▶ About this exercise
Word for word, reproduce the listing that follows, excluding any pictures it contains.

▶ Materials provided
/---

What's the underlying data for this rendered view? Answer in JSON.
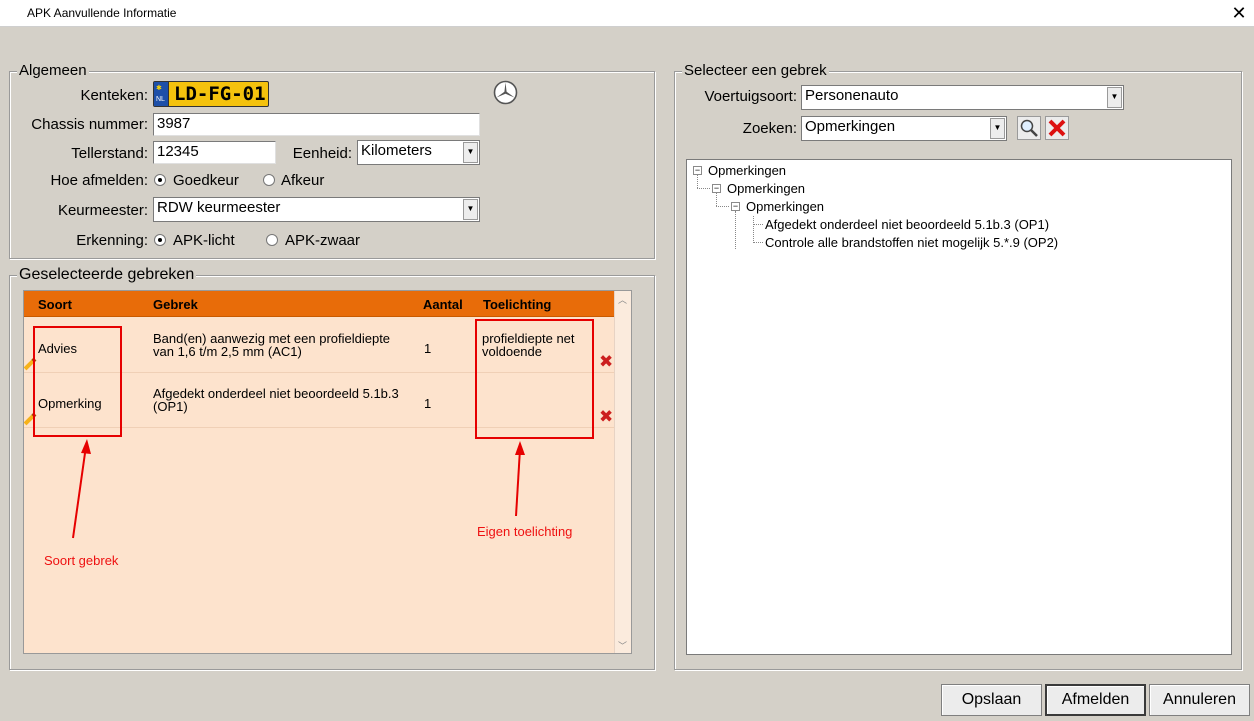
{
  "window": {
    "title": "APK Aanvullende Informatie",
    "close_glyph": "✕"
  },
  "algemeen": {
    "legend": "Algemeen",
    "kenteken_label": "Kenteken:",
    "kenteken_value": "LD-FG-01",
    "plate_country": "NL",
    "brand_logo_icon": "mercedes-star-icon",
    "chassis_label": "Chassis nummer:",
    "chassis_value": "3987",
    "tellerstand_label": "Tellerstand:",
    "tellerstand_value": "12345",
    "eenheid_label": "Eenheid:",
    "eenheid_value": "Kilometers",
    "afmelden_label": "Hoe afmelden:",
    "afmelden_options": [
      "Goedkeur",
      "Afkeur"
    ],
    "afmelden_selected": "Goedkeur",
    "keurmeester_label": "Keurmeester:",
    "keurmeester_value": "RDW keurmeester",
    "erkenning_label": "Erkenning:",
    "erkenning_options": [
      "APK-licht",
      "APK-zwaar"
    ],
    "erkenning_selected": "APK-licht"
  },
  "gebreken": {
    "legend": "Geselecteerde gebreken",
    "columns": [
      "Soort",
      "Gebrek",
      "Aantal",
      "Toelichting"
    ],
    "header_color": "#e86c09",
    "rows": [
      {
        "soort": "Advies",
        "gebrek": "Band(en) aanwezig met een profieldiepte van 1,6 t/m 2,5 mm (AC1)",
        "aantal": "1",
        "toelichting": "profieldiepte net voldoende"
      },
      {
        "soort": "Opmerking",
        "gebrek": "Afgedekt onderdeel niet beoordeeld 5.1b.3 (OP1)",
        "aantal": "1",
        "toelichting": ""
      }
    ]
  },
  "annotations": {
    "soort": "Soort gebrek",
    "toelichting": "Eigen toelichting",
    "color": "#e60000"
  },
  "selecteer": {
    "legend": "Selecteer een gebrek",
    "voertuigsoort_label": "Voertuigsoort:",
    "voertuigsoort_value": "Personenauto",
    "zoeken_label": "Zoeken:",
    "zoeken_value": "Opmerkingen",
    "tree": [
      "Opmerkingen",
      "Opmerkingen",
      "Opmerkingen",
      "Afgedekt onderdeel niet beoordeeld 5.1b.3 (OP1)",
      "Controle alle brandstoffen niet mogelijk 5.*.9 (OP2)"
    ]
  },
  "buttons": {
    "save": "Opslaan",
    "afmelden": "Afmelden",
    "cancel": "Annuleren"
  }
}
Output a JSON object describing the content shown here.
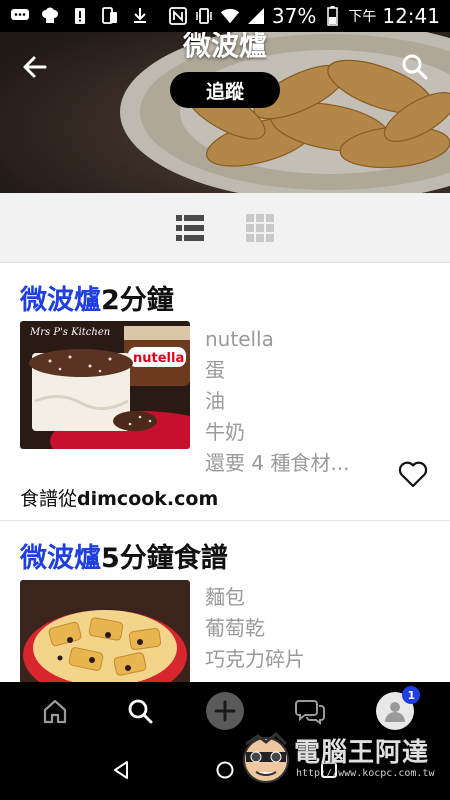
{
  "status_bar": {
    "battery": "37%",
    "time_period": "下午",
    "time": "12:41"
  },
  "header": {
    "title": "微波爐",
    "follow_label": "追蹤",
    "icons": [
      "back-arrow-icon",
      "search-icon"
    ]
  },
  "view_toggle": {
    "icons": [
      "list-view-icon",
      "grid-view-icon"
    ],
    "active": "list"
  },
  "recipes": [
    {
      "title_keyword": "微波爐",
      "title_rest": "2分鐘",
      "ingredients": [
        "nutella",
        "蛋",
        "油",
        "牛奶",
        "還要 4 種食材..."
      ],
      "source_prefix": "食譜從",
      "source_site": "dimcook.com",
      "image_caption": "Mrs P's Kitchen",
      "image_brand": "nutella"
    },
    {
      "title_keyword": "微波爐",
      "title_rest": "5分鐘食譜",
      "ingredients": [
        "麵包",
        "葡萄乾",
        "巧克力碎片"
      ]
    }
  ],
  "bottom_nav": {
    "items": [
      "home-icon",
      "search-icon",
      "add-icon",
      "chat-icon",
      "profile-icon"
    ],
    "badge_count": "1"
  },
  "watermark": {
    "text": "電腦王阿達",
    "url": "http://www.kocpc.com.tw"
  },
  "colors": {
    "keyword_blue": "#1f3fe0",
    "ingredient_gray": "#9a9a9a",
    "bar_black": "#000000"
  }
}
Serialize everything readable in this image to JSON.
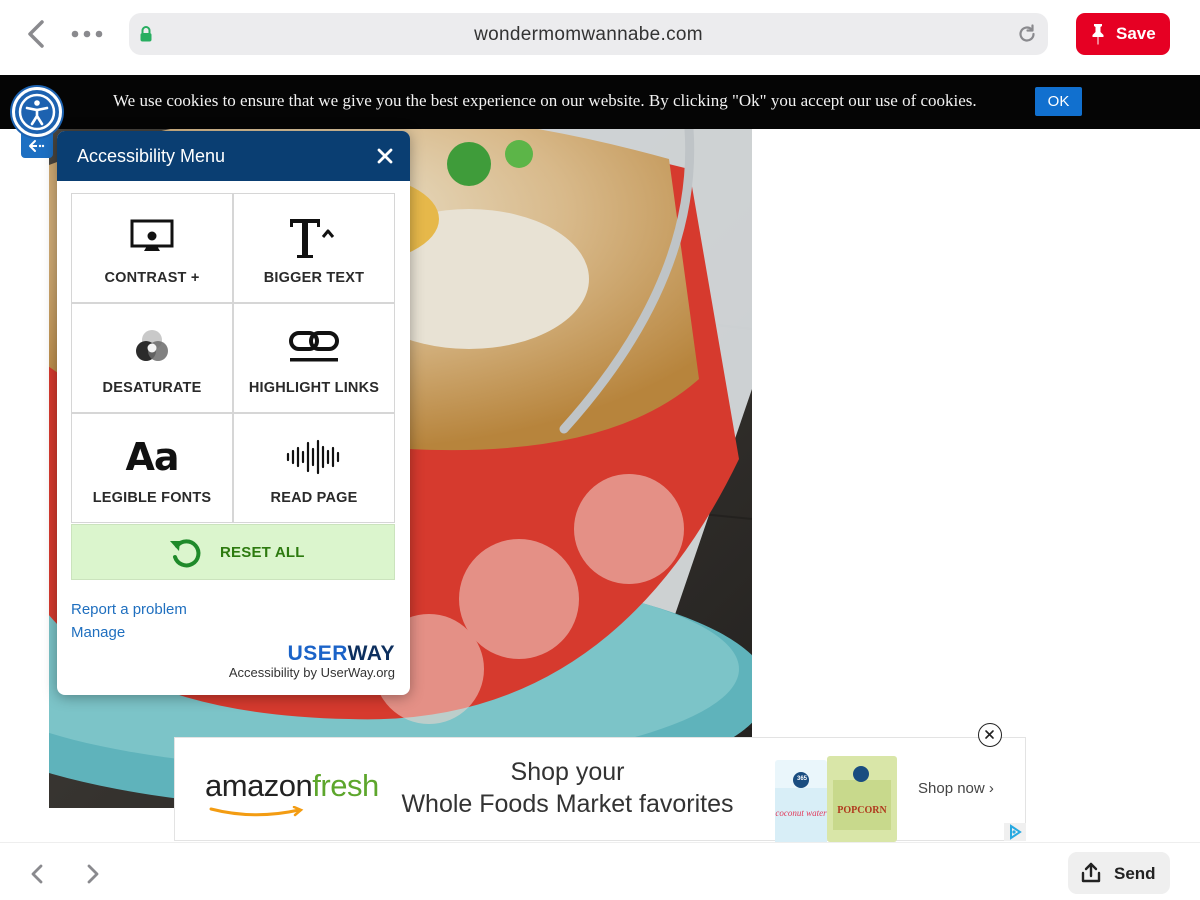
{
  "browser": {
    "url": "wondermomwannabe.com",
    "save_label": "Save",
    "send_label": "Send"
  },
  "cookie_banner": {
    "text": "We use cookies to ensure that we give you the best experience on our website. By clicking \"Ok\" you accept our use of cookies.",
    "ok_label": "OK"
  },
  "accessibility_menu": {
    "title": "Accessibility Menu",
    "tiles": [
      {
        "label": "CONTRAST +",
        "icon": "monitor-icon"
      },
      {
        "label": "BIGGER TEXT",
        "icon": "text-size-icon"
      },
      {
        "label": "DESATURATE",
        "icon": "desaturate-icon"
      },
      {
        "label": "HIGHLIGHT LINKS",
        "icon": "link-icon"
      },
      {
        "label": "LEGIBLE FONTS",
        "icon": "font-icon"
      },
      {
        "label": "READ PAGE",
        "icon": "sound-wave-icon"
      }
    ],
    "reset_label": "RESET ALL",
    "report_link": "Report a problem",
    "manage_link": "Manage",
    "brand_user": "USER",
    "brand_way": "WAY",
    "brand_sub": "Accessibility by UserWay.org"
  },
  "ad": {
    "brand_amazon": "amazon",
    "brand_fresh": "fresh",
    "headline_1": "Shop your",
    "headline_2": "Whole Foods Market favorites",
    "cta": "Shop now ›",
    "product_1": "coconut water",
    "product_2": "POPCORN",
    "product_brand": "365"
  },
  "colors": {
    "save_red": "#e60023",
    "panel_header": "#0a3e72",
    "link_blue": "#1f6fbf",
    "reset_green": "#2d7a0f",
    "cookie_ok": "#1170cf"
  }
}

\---

▶ Solved problem
What's the underlying data for this rendered view? Answer in JSON.
{
  "window": {
    "title": "APK Aanvullende Informatie",
    "close_glyph": "✕"
  },
  "algemeen": {
    "legend": "Algemeen",
    "kenteken_label": "Kenteken:",
    "kenteken_value": "LD-FG-01",
    "plate_country": "NL",
    "brand_logo_icon": "mercedes-star-icon",
    "chassis_label": "Chassis nummer:",
    "chassis_value": "3987",
    "tellerstand_label": "Tellerstand:",
    "tellerstand_value": "12345",
    "eenheid_label": "Eenheid:",
    "eenheid_value": "Kilometers",
    "afmelden_label": "Hoe afmelden:",
    "afmelden_options": [
      "Goedkeur",
      "Afkeur"
    ],
    "afmelden_selected": "Goedkeur",
    "keurmeester_label": "Keurmeester:",
    "keurmeester_value": "RDW keurmeester",
    "erkenning_label": "Erkenning:",
    "erkenning_options": [
      "APK-licht",
      "APK-zwaar"
    ],
    "erkenning_selected": "APK-licht"
  },
  "gebreken": {
    "legend": "Geselecteerde gebreken",
    "columns": [
      "Soort",
      "Gebrek",
      "Aantal",
      "Toelichting"
    ],
    "header_color": "#e86c09",
    "rows": [
      {
        "soort": "Advies",
        "gebrek": "Band(en) aanwezig met een profieldiepte van 1,6 t/m 2,5 mm (AC1)",
        "aantal": "1",
        "toelichting": "profieldiepte net voldoende"
      },
      {
        "soort": "Opmerking",
        "gebrek": "Afgedekt onderdeel niet beoordeeld 5.1b.3 (OP1)",
        "aantal": "1",
        "toelichting": ""
      }
    ]
  },
  "annotations": {
    "soort": "Soort gebrek",
    "toelichting": "Eigen toelichting",
    "color": "#e60000"
  },
  "selecteer": {
    "legend": "Selecteer een gebrek",
    "voertuigsoort_label": "Voertuigsoort:",
    "voertuigsoort_value": "Personenauto",
    "zoeken_label": "Zoeken:",
    "zoeken_value": "Opmerkingen",
    "tree": [
      "Opmerkingen",
      "Opmerkingen",
      "Opmerkingen",
      "Afgedekt onderdeel niet beoordeeld 5.1b.3 (OP1)",
      "Controle alle brandstoffen niet mogelijk 5.*.9 (OP2)"
    ]
  },
  "buttons": {
    "save": "Opslaan",
    "afmelden": "Afmelden",
    "cancel": "Annuleren"
  }
}
Output a JSON object describing the content shown here.
{
  "status_bar": {
    "battery": "37%",
    "time_period": "下午",
    "time": "12:41"
  },
  "header": {
    "title": "微波爐",
    "follow_label": "追蹤",
    "icons": [
      "back-arrow-icon",
      "search-icon"
    ]
  },
  "view_toggle": {
    "icons": [
      "list-view-icon",
      "grid-view-icon"
    ],
    "active": "list"
  },
  "recipes": [
    {
      "title_keyword": "微波爐",
      "title_rest": "2分鐘",
      "ingredients": [
        "nutella",
        "蛋",
        "油",
        "牛奶",
        "還要 4 種食材..."
      ],
      "source_prefix": "食譜從",
      "source_site": "dimcook.com",
      "image_caption": "Mrs P's Kitchen",
      "image_brand": "nutella"
    },
    {
      "title_keyword": "微波爐",
      "title_rest": "5分鐘食譜",
      "ingredients": [
        "麵包",
        "葡萄乾",
        "巧克力碎片"
      ]
    }
  ],
  "bottom_nav": {
    "items": [
      "home-icon",
      "search-icon",
      "add-icon",
      "chat-icon",
      "profile-icon"
    ],
    "badge_count": "1"
  },
  "watermark": {
    "text": "電腦王阿達",
    "url": "http://www.kocpc.com.tw"
  },
  "colors": {
    "keyword_blue": "#1f3fe0",
    "ingredient_gray": "#9a9a9a",
    "bar_black": "#000000"
  }
}
Serialize everything readable in this image to JSON.
{
  "browser": {
    "url": "wondermomwannabe.com",
    "save_label": "Save",
    "send_label": "Send"
  },
  "cookie_banner": {
    "text": "We use cookies to ensure that we give you the best experience on our website. By clicking \"Ok\" you accept our use of cookies.",
    "ok_label": "OK"
  },
  "accessibility_menu": {
    "title": "Accessibility Menu",
    "tiles": [
      {
        "label": "CONTRAST +",
        "icon": "monitor-icon"
      },
      {
        "label": "BIGGER TEXT",
        "icon": "text-size-icon"
      },
      {
        "label": "DESATURATE",
        "icon": "desaturate-icon"
      },
      {
        "label": "HIGHLIGHT LINKS",
        "icon": "link-icon"
      },
      {
        "label": "LEGIBLE FONTS",
        "icon": "font-icon"
      },
      {
        "label": "READ PAGE",
        "icon": "sound-wave-icon"
      }
    ],
    "reset_label": "RESET ALL",
    "report_link": "Report a problem",
    "manage_link": "Manage",
    "brand_user": "USER",
    "brand_way": "WAY",
    "brand_sub": "Accessibility by UserWay.org"
  },
  "ad": {
    "brand_amazon": "amazon",
    "brand_fresh": "fresh",
    "headline_1": "Shop your",
    "headline_2": "Whole Foods Market favorites",
    "cta": "Shop now ›",
    "product_1": "coconut water",
    "product_2": "POPCORN",
    "product_brand": "365"
  },
  "colors": {
    "save_red": "#e60023",
    "panel_header": "#0a3e72",
    "link_blue": "#1f6fbf",
    "reset_green": "#2d7a0f",
    "cookie_ok": "#1170cf"
  }
}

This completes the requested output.